Here’s where the magic of the Marshall Store begins: The feted restaurant is owned by the same family that owns the Tomales Bay Oyster Company, the oldest bivalve farm on the bay, dating back to 1909. 

You’ll know the farm is open if you see the sandwich signs along Highway 1 featuring the restaurant’s swashbuckling oyster-hawking lass. There’s no picnicking on-site, but you can grab a final dozen or two—don’t miss the Golden Nuggets if they are in season—to enjoy at another pullout along the bay or bring home for a Hangtown fry the next morning.

Tomales Bay Hike

If there’s a smidge of daylight left, walk off a few of your dishes at this smidge of a trail. Part of the Point Reyes National Seashore, the hike awkwardly called the “Tomales Bay Trailhead” loops through the grass down to the bay and back. Though open space seems to be everywhere near Marshall, this is one of the only spots to stretch your legs after so much driving and eating. 

Point Reyes Station

When you reach Point Reyes Station, the world is—you guessed it—your oyster. Grab a pint at the Old Western Saloon, a meal at the Station House, a stroll through Toby’s Feed Barn, a campsite at the National Seashore, a room at Olema House or just an XL caffeinated beverage to power your drive home.

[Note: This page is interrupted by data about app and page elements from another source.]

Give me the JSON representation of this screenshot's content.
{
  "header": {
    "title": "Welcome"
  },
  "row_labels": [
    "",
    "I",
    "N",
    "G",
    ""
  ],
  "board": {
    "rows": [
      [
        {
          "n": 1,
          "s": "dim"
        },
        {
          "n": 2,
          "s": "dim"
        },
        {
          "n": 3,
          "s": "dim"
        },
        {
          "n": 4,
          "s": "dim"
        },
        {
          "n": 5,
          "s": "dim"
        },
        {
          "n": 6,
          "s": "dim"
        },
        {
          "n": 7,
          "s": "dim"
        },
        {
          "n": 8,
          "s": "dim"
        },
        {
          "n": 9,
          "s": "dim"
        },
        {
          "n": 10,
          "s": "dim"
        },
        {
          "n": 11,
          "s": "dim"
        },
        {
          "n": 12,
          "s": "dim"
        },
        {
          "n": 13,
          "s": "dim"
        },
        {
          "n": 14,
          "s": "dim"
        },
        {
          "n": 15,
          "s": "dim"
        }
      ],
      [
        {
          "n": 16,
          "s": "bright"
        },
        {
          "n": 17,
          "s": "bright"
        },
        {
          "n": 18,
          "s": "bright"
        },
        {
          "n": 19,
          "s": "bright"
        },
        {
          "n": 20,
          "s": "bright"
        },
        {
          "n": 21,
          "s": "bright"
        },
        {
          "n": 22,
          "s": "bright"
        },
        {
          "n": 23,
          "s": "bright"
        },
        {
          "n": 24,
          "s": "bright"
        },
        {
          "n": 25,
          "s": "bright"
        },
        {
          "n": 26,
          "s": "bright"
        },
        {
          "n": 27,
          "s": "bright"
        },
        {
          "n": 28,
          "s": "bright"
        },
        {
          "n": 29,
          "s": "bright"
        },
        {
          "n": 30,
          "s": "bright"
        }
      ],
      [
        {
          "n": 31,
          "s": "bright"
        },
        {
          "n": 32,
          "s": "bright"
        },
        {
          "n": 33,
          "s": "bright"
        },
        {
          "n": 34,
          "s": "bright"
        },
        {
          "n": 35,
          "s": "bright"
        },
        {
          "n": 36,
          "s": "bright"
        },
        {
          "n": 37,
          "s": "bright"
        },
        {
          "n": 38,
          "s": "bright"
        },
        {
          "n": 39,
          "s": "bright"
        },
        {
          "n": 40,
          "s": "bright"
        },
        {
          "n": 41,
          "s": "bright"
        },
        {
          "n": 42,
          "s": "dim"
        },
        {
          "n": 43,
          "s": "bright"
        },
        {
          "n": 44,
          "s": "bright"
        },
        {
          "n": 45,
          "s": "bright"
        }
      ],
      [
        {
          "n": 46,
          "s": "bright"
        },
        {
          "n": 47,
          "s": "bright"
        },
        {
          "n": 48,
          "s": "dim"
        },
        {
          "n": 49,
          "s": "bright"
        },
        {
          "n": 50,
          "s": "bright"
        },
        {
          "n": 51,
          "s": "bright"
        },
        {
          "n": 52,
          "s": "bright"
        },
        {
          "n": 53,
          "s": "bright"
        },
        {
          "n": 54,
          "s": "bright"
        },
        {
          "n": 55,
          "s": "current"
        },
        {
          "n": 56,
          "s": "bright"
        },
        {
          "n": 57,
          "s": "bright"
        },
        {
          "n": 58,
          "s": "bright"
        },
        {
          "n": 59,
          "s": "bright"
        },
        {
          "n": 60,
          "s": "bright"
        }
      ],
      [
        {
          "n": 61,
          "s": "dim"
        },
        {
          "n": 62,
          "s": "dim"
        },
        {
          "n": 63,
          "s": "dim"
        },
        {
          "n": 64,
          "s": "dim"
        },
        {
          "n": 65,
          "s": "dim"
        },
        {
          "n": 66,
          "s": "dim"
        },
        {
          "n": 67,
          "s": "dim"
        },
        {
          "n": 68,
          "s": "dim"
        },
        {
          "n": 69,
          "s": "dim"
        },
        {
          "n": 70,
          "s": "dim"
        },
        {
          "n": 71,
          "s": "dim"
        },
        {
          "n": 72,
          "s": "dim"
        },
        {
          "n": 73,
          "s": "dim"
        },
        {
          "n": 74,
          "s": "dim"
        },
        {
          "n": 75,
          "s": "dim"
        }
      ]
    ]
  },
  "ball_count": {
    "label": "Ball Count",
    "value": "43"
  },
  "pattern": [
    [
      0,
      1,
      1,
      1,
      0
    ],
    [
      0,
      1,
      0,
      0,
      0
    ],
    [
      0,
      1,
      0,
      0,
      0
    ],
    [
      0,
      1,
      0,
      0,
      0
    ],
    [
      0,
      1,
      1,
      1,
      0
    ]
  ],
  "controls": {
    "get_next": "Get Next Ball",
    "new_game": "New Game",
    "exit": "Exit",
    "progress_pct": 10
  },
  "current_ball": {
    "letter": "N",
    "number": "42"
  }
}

A basket filled with oyster shells.
The aftermath of a long day of oyster tasting is all fully reusable. | Source: Maryann Jones Thompson/The Standard

Tips for Oyster Tasting in West Marin

Though most Marshall destinations are open on weekend days, the hours and days of operation vary for each location, so be sure to check the hours of each before departing for the coast. Cell service is almost nonexistent along Highway 1, so check directions and make plans to meet friends before you leave home.